(Task item) Output every record exactly, and nothing more.

(Source records)
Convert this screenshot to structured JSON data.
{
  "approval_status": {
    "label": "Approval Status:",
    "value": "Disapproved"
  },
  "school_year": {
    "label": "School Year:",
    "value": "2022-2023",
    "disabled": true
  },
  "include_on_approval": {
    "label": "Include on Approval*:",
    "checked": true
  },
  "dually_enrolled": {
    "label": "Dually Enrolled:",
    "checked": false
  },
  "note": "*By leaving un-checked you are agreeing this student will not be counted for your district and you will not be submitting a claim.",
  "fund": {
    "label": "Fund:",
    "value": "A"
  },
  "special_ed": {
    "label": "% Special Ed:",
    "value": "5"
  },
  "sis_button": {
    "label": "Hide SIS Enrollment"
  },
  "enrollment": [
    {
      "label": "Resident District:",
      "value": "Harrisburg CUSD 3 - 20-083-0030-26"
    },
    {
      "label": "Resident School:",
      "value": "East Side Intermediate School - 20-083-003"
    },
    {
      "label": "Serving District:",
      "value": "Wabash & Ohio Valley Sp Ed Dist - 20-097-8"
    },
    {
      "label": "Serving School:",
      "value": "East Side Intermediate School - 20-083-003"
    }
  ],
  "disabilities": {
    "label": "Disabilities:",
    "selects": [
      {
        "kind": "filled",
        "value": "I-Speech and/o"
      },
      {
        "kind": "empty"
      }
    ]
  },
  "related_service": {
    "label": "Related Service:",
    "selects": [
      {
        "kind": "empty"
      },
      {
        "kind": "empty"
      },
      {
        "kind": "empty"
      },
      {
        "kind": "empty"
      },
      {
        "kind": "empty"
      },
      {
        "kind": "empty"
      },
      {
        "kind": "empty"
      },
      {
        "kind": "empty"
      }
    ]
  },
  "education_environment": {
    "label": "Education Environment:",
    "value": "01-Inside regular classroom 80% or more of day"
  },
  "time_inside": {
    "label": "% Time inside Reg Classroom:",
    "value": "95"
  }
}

(Exercise answer)
Convert this screenshot to structured JSON data.
{
  "approval_status": {
    "label": "Approval Status:",
    "value": "Disapproved"
  },
  "school_year": {
    "label": "School Year:",
    "value": "2022-2023",
    "disabled": true
  },
  "include_on_approval": {
    "label": "Include on Approval*:",
    "checked": true
  },
  "dually_enrolled": {
    "label": "Dually Enrolled:",
    "checked": false
  },
  "note": "*By leaving un-checked you are agreeing this student will not be counted for your district and you will not be submitting a claim.",
  "fund": {
    "label": "Fund:",
    "value": "A"
  },
  "special_ed": {
    "label": "% Special Ed:",
    "value": "5"
  },
  "sis_button": {
    "label": "Hide SIS Enrollment"
  },
  "enrollment": [
    {
      "label": "Resident District:",
      "value": "Harrisburg CUSD 3 - 20-083-0030-26"
    },
    {
      "label": "Resident School:",
      "value": "East Side Intermediate School - 20-083-003"
    },
    {
      "label": "Serving District:",
      "value": "Wabash & Ohio Valley Sp Ed Dist - 20-097-8"
    },
    {
      "label": "Serving School:",
      "value": "East Side Intermediate School - 20-083-003"
    }
  ],
  "disabilities": {
    "label": "Disabilities:",
    "selects": [
      {
        "kind": "filled",
        "value": "I-Speech and/o"
      },
      {
        "kind": "empty"
      }
    ]
  },
  "related_service": {
    "label": "Related Service:",
    "selects": [
      {
        "kind": "empty"
      },
      {
        "kind": "empty"
      },
      {
        "kind": "empty"
      },
      {
        "kind": "empty"
      },
      {
        "kind": "empty"
      },
      {
        "kind": "empty"
      },
      {
        "kind": "empty"
      },
      {
        "kind": "empty"
      }
    ]
  },
  "education_environment": {
    "label": "Education Environment:",
    "value": "01-Inside regular classroom 80% or more of day"
  },
  "time_inside": {
    "label": "% Time inside Reg Classroom:",
    "value": "95"
  }
}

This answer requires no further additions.